Now we can estimate that if you commit to working on your blog 10 hours a week, making a living from display advertising alone on your blog will probably take you approximately 1 to 3 years.

I know this probably isn’t what you want to hear.

But I think it’s a roughly accurate assessment.

And I wish I had found a resource at the beginning of my journey that was this clear about setting expectations.

In fact, I think Jasmine and I would have achieved success much more quickly if we had managed expectations in this way and focused relentlessly on this goal.

Although getting this volume of traffic will be challenging, it can also be extremely rewarding.

As I mentioned above, ads are often considered one of the least profitable ways to monetize an online audience.

So if you manage to have significant financial success with display advertising, you can likely experience even more success with a more direct way of monetization like selling your own product or service.


I hope this post helped show you how to start a blog!


Hi, I’m Jasmine! I’m a nature-obsessed, beauty-finding, Jesus-loving dreamer with a serious case of wanderlust. I love to create photo-worthy travel content and hope to fill your travel plans with incredible beauty and breathtaking views! Thanks for following along on my adventures!

Sign up for my email list to get my best life and travel hacks that I don't share anywhere else!

What's In My Camera Bag

Start Your Own Blog


Affiliate Disclosure

Hello friends! FYI, most product links on my site are affiliate links, which means that I may earn a commission from advertising or affiliate programs.

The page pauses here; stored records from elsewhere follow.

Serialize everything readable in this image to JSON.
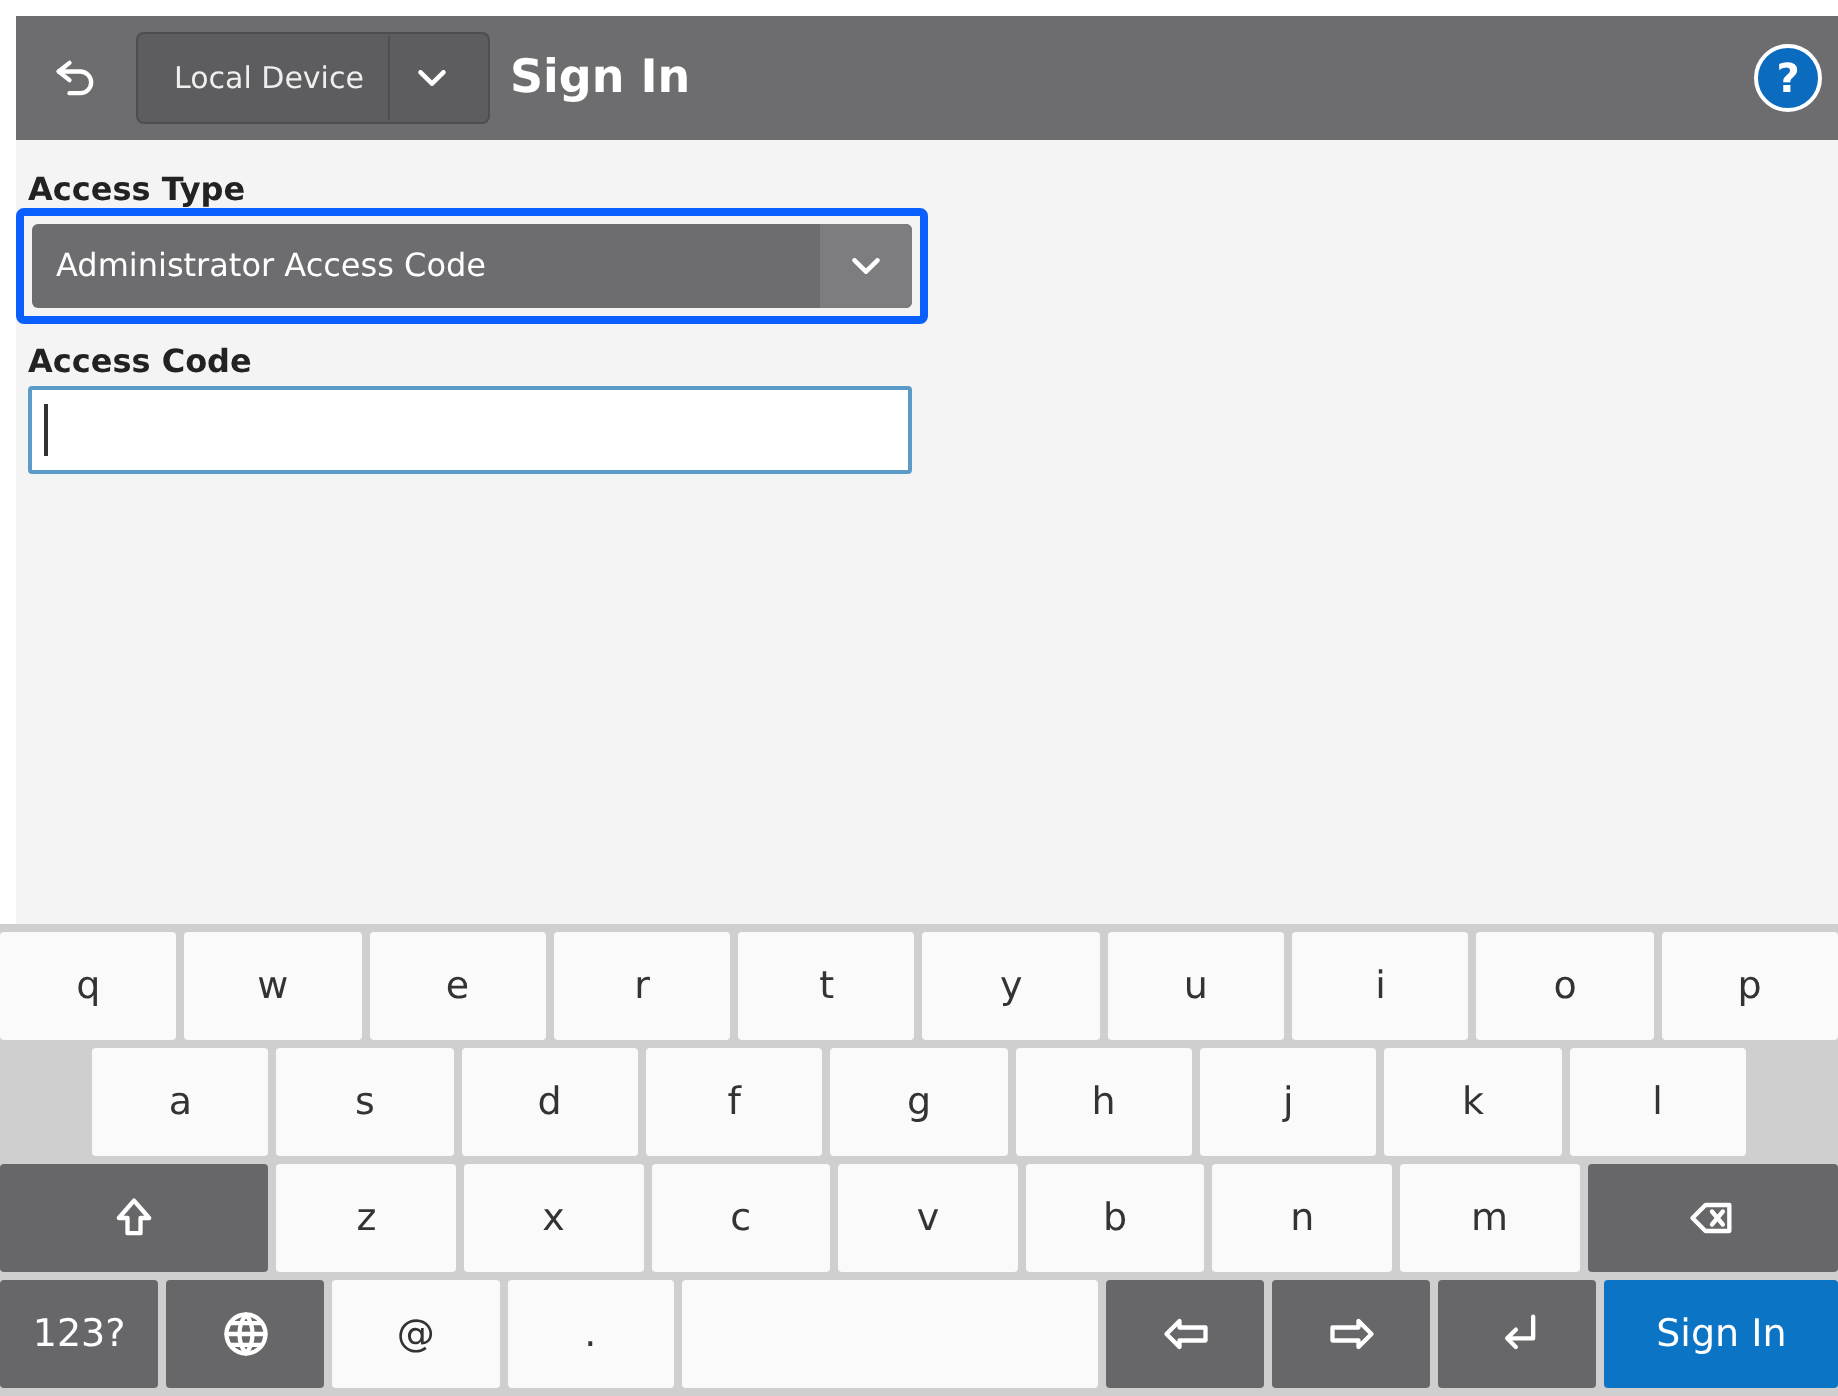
{
  "header": {
    "local_device": {
      "label": "Local Device"
    },
    "title": "Sign In",
    "help": "?"
  },
  "form": {
    "access_type": {
      "label": "Access Type",
      "value": "Administrator Access Code",
      "highlighted": true
    },
    "access_code": {
      "label": "Access Code",
      "focused": true
    }
  },
  "keyboard": {
    "rows": [
      [
        {
          "kind": "char",
          "label": "q"
        },
        {
          "kind": "char",
          "label": "w"
        },
        {
          "kind": "char",
          "label": "e"
        },
        {
          "kind": "char",
          "label": "r"
        },
        {
          "kind": "char",
          "label": "t"
        },
        {
          "kind": "char",
          "label": "y"
        },
        {
          "kind": "char",
          "label": "u"
        },
        {
          "kind": "char",
          "label": "i"
        },
        {
          "kind": "char",
          "label": "o"
        },
        {
          "kind": "char",
          "label": "p"
        }
      ],
      [
        {
          "kind": "char",
          "label": "a"
        },
        {
          "kind": "char",
          "label": "s"
        },
        {
          "kind": "char",
          "label": "d"
        },
        {
          "kind": "char",
          "label": "f"
        },
        {
          "kind": "char",
          "label": "g"
        },
        {
          "kind": "char",
          "label": "h"
        },
        {
          "kind": "char",
          "label": "j"
        },
        {
          "kind": "char",
          "label": "k"
        },
        {
          "kind": "char",
          "label": "l"
        }
      ],
      [
        {
          "kind": "shift"
        },
        {
          "kind": "char",
          "label": "z"
        },
        {
          "kind": "char",
          "label": "x"
        },
        {
          "kind": "char",
          "label": "c"
        },
        {
          "kind": "char",
          "label": "v"
        },
        {
          "kind": "char",
          "label": "b"
        },
        {
          "kind": "char",
          "label": "n"
        },
        {
          "kind": "char",
          "label": "m"
        },
        {
          "kind": "backspace"
        }
      ],
      [
        {
          "kind": "mode",
          "label": "123?"
        },
        {
          "kind": "globe"
        },
        {
          "kind": "char",
          "label": "@"
        },
        {
          "kind": "char",
          "label": "."
        },
        {
          "kind": "space"
        },
        {
          "kind": "left"
        },
        {
          "kind": "right"
        },
        {
          "kind": "enter"
        },
        {
          "kind": "action",
          "label": "Sign In"
        }
      ]
    ]
  }
}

This doesn’t raise prices- it sometimes may actually lower them! Thanks for supporting my blog by purchasing through these links!